Write the records out again, exactly.
━━━━━━━━━━━━━━━━━━━━━━━━━━━━━━
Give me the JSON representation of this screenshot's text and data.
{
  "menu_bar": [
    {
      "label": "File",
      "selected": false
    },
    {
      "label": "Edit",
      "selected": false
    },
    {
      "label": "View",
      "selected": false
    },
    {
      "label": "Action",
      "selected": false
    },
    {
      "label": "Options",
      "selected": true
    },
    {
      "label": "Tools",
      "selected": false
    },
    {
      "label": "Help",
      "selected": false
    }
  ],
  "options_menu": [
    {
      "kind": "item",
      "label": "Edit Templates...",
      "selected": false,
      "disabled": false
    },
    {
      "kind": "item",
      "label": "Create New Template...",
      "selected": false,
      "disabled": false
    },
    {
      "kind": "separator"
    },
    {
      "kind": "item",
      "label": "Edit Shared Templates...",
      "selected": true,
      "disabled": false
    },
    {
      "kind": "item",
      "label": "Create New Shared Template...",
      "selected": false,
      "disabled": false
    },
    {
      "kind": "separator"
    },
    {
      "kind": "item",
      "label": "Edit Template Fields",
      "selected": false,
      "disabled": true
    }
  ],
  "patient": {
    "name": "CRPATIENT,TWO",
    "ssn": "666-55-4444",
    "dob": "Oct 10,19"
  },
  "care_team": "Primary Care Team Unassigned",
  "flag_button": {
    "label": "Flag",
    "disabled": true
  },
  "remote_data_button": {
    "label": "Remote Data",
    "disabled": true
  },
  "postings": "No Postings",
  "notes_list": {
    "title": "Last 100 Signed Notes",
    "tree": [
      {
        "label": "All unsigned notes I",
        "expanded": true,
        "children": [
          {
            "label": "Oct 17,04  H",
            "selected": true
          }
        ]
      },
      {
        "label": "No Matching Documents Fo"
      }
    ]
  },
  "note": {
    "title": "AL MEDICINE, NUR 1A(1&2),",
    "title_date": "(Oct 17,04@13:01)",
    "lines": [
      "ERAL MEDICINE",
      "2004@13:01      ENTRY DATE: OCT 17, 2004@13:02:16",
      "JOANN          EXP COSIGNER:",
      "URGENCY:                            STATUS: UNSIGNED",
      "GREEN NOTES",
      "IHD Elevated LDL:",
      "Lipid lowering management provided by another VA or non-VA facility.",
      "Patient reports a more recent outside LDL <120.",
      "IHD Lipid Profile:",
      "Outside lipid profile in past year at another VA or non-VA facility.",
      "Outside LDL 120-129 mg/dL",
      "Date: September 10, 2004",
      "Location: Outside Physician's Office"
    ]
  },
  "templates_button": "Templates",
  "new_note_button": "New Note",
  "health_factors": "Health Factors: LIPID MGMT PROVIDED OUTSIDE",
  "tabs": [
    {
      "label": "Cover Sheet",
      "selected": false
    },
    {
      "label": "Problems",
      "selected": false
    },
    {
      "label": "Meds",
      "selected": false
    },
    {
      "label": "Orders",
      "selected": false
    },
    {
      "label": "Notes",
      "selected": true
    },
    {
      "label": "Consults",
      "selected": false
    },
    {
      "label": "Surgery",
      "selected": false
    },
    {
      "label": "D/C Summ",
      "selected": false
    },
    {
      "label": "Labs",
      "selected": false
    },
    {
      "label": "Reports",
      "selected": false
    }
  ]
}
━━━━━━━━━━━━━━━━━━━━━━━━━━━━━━
*Task result*:
Give me the JSON representation of this screenshot's text and data.
{
  "menu_bar": [
    {
      "label": "File",
      "selected": false
    },
    {
      "label": "Edit",
      "selected": false
    },
    {
      "label": "View",
      "selected": false
    },
    {
      "label": "Action",
      "selected": false
    },
    {
      "label": "Options",
      "selected": true
    },
    {
      "label": "Tools",
      "selected": false
    },
    {
      "label": "Help",
      "selected": false
    }
  ],
  "options_menu": [
    {
      "kind": "item",
      "label": "Edit Templates...",
      "selected": false,
      "disabled": false
    },
    {
      "kind": "item",
      "label": "Create New Template...",
      "selected": false,
      "disabled": false
    },
    {
      "kind": "separator"
    },
    {
      "kind": "item",
      "label": "Edit Shared Templates...",
      "selected": true,
      "disabled": false
    },
    {
      "kind": "item",
      "label": "Create New Shared Template...",
      "selected": false,
      "disabled": false
    },
    {
      "kind": "separator"
    },
    {
      "kind": "item",
      "label": "Edit Template Fields",
      "selected": false,
      "disabled": true
    }
  ],
  "patient": {
    "name": "CRPATIENT,TWO",
    "ssn": "666-55-4444",
    "dob": "Oct 10,19"
  },
  "care_team": "Primary Care Team Unassigned",
  "flag_button": {
    "label": "Flag",
    "disabled": true
  },
  "remote_data_button": {
    "label": "Remote Data",
    "disabled": true
  },
  "postings": "No Postings",
  "notes_list": {
    "title": "Last 100 Signed Notes",
    "tree": [
      {
        "label": "All unsigned notes I",
        "expanded": true,
        "children": [
          {
            "label": "Oct 17,04  H",
            "selected": true
          }
        ]
      },
      {
        "label": "No Matching Documents Fo"
      }
    ]
  },
  "note": {
    "title": "AL MEDICINE, NUR 1A(1&2),",
    "title_date": "(Oct 17,04@13:01)",
    "lines": [
      "ERAL MEDICINE",
      "2004@13:01      ENTRY DATE: OCT 17, 2004@13:02:16",
      "JOANN          EXP COSIGNER:",
      "URGENCY:                            STATUS: UNSIGNED",
      "GREEN NOTES",
      "IHD Elevated LDL:",
      "Lipid lowering management provided by another VA or non-VA facility.",
      "Patient reports a more recent outside LDL <120.",
      "IHD Lipid Profile:",
      "Outside lipid profile in past year at another VA or non-VA facility.",
      "Outside LDL 120-129 mg/dL",
      "Date: September 10, 2004",
      "Location: Outside Physician's Office"
    ]
  },
  "templates_button": "Templates",
  "new_note_button": "New Note",
  "health_factors": "Health Factors: LIPID MGMT PROVIDED OUTSIDE",
  "tabs": [
    {
      "label": "Cover Sheet",
      "selected": false
    },
    {
      "label": "Problems",
      "selected": false
    },
    {
      "label": "Meds",
      "selected": false
    },
    {
      "label": "Orders",
      "selected": false
    },
    {
      "label": "Notes",
      "selected": true
    },
    {
      "label": "Consults",
      "selected": false
    },
    {
      "label": "Surgery",
      "selected": false
    },
    {
      "label": "D/C Summ",
      "selected": false
    },
    {
      "label": "Labs",
      "selected": false
    },
    {
      "label": "Reports",
      "selected": false
    }
  ]
}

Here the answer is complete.